The Location of the Appraiser’s Office
The appraiser must cover a large area in order to obtain sufficient orders to maintain their appraisal business. The distance the appraiser traveled to complete the assignment may have no impact on the accuracy of the report. An appraiser living a block away from the subject property doesn’t necessarily make him a good appraiser. And just because an appraiser may live far from a property doesn’t necessarily make him a bad appraiser. A superior appraisal can be completed by an appraiser from outside the immediate county as an unbiased opinion is often the best opinion.
Real Estate Websites
Many websites, such as Zillow or Trulia, offer information about real estate including property value estimates. These estimates may be used to give a general idea of a property’s value range, but can’t be relied on for more than that. A statistical estimate is no substitute for the judgment or evaluation of a professional appraiser.
Appraisals are done for a wide variety of purposes, such as tax assessment or insurance. Appraisals done for any purpose other than a mortgage loan will likely have a different value outcome because these other types of appraisals approach the property valuation completely differently.
Another appraisal done for a mortgage loan may have a different opinion of value. This could be due to a time lag between the two reports, since market conditions are constantly changing. Even if the two appraisals were done at the same time, the values might be different. The preparation of an appraisal requires the knowledge, experience and judgment of the appraiser. Since an appraisal represents an opinion, and a certain degree of professional judgment is necessary, a difference of opinion between appraisers is expected. As long as the difference is reasonable, the reader should not be alarmed.

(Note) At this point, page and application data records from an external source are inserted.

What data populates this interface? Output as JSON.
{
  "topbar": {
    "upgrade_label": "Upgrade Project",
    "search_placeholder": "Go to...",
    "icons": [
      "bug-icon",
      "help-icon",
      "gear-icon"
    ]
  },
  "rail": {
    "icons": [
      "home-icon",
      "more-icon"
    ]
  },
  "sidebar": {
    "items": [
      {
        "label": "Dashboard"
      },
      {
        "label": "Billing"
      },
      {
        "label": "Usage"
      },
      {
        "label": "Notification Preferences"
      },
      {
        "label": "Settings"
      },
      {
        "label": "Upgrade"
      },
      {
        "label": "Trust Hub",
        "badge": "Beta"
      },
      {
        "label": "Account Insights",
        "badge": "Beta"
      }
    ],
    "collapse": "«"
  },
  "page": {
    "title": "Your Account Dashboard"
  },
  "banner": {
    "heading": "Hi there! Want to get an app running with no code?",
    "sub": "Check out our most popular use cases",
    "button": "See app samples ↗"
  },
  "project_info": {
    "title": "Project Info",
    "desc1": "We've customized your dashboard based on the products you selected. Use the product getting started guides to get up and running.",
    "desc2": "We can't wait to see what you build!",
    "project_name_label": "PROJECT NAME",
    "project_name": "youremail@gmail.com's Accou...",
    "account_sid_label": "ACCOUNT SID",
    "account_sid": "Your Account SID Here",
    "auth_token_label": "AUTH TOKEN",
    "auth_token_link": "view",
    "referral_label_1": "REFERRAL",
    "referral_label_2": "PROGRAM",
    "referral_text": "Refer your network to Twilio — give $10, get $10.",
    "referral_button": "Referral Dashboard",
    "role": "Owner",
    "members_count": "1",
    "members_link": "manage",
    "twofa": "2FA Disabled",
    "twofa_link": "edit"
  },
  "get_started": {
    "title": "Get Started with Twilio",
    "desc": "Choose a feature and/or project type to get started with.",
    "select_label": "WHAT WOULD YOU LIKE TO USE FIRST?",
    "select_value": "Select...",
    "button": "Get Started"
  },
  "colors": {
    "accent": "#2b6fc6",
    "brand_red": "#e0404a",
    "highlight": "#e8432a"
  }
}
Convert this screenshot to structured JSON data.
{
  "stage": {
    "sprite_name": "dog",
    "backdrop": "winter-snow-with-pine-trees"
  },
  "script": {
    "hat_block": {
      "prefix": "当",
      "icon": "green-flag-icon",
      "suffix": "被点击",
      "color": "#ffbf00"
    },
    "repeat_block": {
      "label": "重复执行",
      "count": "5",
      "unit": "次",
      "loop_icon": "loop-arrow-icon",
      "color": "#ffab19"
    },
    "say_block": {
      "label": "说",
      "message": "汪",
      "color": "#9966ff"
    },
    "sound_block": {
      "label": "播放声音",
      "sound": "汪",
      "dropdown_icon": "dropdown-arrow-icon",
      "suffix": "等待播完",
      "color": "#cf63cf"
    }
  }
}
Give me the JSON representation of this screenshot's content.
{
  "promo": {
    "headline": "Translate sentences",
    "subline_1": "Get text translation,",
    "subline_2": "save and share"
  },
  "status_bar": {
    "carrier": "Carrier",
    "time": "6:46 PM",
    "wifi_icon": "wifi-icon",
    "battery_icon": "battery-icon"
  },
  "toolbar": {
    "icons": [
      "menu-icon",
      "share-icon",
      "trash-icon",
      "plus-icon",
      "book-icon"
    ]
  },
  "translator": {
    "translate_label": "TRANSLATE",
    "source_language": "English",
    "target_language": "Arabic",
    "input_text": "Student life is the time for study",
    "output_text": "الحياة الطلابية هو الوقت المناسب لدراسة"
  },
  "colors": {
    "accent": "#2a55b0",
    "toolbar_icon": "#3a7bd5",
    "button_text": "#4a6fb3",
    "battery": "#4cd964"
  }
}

If you have made it this far, congratulations! I hope you now have a better understanding of the appraisal basics for a mortgage loan. You can contact us at 844-648-5512 or email us at firstname.lastname@example.org